Segment Start: Given records
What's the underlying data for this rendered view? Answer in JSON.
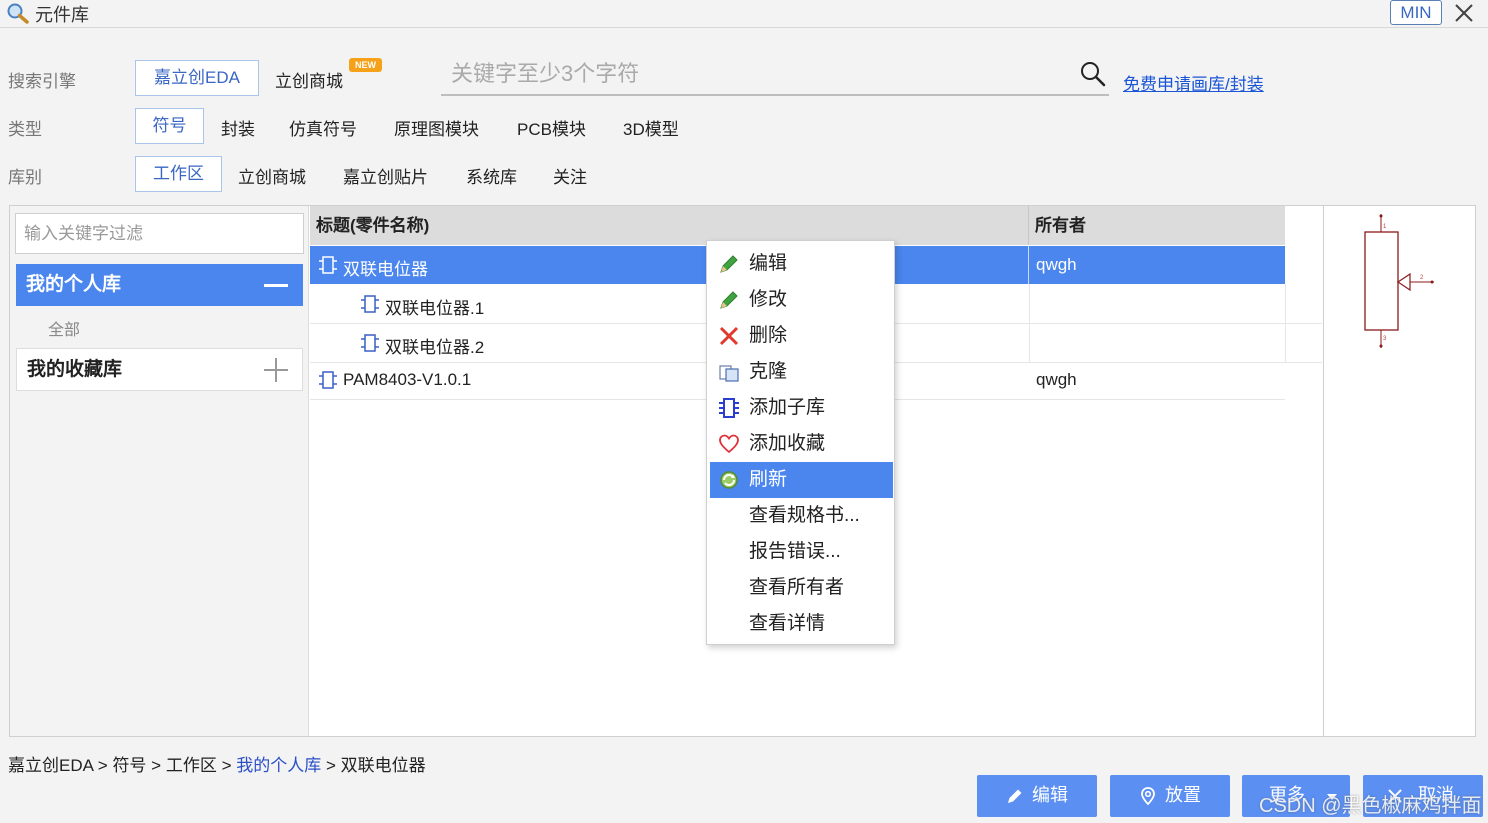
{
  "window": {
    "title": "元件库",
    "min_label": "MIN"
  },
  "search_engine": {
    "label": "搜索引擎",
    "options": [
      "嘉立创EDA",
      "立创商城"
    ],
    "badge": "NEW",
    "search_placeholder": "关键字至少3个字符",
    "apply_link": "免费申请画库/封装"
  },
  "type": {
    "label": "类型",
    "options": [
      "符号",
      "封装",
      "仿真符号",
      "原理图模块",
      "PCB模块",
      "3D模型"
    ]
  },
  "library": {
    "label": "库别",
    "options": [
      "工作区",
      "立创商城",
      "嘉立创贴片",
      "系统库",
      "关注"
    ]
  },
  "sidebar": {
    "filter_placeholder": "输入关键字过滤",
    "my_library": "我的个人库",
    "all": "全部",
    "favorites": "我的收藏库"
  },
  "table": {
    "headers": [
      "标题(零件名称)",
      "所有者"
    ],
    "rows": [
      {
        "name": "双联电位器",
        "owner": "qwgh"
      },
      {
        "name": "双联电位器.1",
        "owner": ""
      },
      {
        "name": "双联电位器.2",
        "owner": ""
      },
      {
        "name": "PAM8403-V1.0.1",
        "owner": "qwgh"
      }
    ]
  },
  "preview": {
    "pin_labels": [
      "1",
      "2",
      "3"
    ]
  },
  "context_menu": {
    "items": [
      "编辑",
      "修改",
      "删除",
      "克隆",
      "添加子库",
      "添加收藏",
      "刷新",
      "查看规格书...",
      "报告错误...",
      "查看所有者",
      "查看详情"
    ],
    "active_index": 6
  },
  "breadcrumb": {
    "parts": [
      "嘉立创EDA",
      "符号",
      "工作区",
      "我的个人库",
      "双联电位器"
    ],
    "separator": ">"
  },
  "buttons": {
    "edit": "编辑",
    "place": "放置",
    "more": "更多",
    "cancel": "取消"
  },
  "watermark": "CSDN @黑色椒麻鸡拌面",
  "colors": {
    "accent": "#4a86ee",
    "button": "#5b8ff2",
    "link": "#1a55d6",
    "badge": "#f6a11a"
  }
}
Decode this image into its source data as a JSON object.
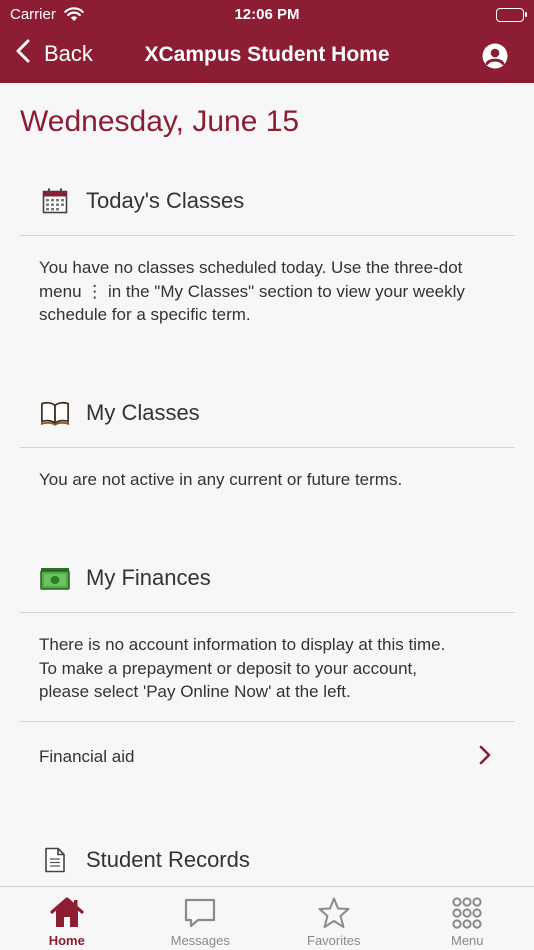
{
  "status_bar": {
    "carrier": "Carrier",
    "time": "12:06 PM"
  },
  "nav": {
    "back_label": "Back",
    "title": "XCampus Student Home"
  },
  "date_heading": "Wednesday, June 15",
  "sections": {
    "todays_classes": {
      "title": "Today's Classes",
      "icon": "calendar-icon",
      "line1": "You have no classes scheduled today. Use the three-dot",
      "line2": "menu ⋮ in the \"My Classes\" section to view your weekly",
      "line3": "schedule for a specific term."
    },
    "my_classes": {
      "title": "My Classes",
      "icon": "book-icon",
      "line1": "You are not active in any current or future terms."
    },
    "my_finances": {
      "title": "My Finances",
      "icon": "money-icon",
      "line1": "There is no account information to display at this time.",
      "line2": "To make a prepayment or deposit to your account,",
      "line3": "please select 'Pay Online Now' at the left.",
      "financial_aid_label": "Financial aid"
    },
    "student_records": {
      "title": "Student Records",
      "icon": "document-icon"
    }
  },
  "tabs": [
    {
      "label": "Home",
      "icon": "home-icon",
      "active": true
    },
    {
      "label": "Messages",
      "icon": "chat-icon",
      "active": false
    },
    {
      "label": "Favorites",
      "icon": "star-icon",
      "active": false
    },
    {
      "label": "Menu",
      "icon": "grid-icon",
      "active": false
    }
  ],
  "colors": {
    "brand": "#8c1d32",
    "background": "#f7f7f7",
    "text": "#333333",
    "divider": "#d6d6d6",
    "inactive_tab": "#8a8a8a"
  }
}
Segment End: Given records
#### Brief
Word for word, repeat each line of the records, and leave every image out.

#### Answer section
What's the underlying data for this rendered view? Answer in JSON.
{
  "window": {
    "title": "元件库",
    "min_label": "MIN"
  },
  "search_engine": {
    "label": "搜索引擎",
    "options": [
      "嘉立创EDA",
      "立创商城"
    ],
    "badge": "NEW",
    "search_placeholder": "关键字至少3个字符",
    "apply_link": "免费申请画库/封装"
  },
  "type": {
    "label": "类型",
    "options": [
      "符号",
      "封装",
      "仿真符号",
      "原理图模块",
      "PCB模块",
      "3D模型"
    ]
  },
  "library": {
    "label": "库别",
    "options": [
      "工作区",
      "立创商城",
      "嘉立创贴片",
      "系统库",
      "关注"
    ]
  },
  "sidebar": {
    "filter_placeholder": "输入关键字过滤",
    "my_library": "我的个人库",
    "all": "全部",
    "favorites": "我的收藏库"
  },
  "table": {
    "headers": [
      "标题(零件名称)",
      "所有者"
    ],
    "rows": [
      {
        "name": "双联电位器",
        "owner": "qwgh"
      },
      {
        "name": "双联电位器.1",
        "owner": ""
      },
      {
        "name": "双联电位器.2",
        "owner": ""
      },
      {
        "name": "PAM8403-V1.0.1",
        "owner": "qwgh"
      }
    ]
  },
  "preview": {
    "pin_labels": [
      "1",
      "2",
      "3"
    ]
  },
  "context_menu": {
    "items": [
      "编辑",
      "修改",
      "删除",
      "克隆",
      "添加子库",
      "添加收藏",
      "刷新",
      "查看规格书...",
      "报告错误...",
      "查看所有者",
      "查看详情"
    ],
    "active_index": 6
  },
  "breadcrumb": {
    "parts": [
      "嘉立创EDA",
      "符号",
      "工作区",
      "我的个人库",
      "双联电位器"
    ],
    "separator": ">"
  },
  "buttons": {
    "edit": "编辑",
    "place": "放置",
    "more": "更多",
    "cancel": "取消"
  },
  "watermark": "CSDN @黑色椒麻鸡拌面",
  "colors": {
    "accent": "#4a86ee",
    "button": "#5b8ff2",
    "link": "#1a55d6",
    "badge": "#f6a11a"
  }
}
Decode this image into its source data as a JSON object.
{
  "status_bar": {
    "carrier": "Carrier",
    "time": "12:06 PM"
  },
  "nav": {
    "back_label": "Back",
    "title": "XCampus Student Home"
  },
  "date_heading": "Wednesday, June 15",
  "sections": {
    "todays_classes": {
      "title": "Today's Classes",
      "icon": "calendar-icon",
      "line1": "You have no classes scheduled today. Use the three-dot",
      "line2": "menu ⋮ in the \"My Classes\" section to view your weekly",
      "line3": "schedule for a specific term."
    },
    "my_classes": {
      "title": "My Classes",
      "icon": "book-icon",
      "line1": "You are not active in any current or future terms."
    },
    "my_finances": {
      "title": "My Finances",
      "icon": "money-icon",
      "line1": "There is no account information to display at this time.",
      "line2": "To make a prepayment or deposit to your account,",
      "line3": "please select 'Pay Online Now' at the left.",
      "financial_aid_label": "Financial aid"
    },
    "student_records": {
      "title": "Student Records",
      "icon": "document-icon"
    }
  },
  "tabs": [
    {
      "label": "Home",
      "icon": "home-icon",
      "active": true
    },
    {
      "label": "Messages",
      "icon": "chat-icon",
      "active": false
    },
    {
      "label": "Favorites",
      "icon": "star-icon",
      "active": false
    },
    {
      "label": "Menu",
      "icon": "grid-icon",
      "active": false
    }
  ],
  "colors": {
    "brand": "#8c1d32",
    "background": "#f7f7f7",
    "text": "#333333",
    "divider": "#d6d6d6",
    "inactive_tab": "#8a8a8a"
  }
}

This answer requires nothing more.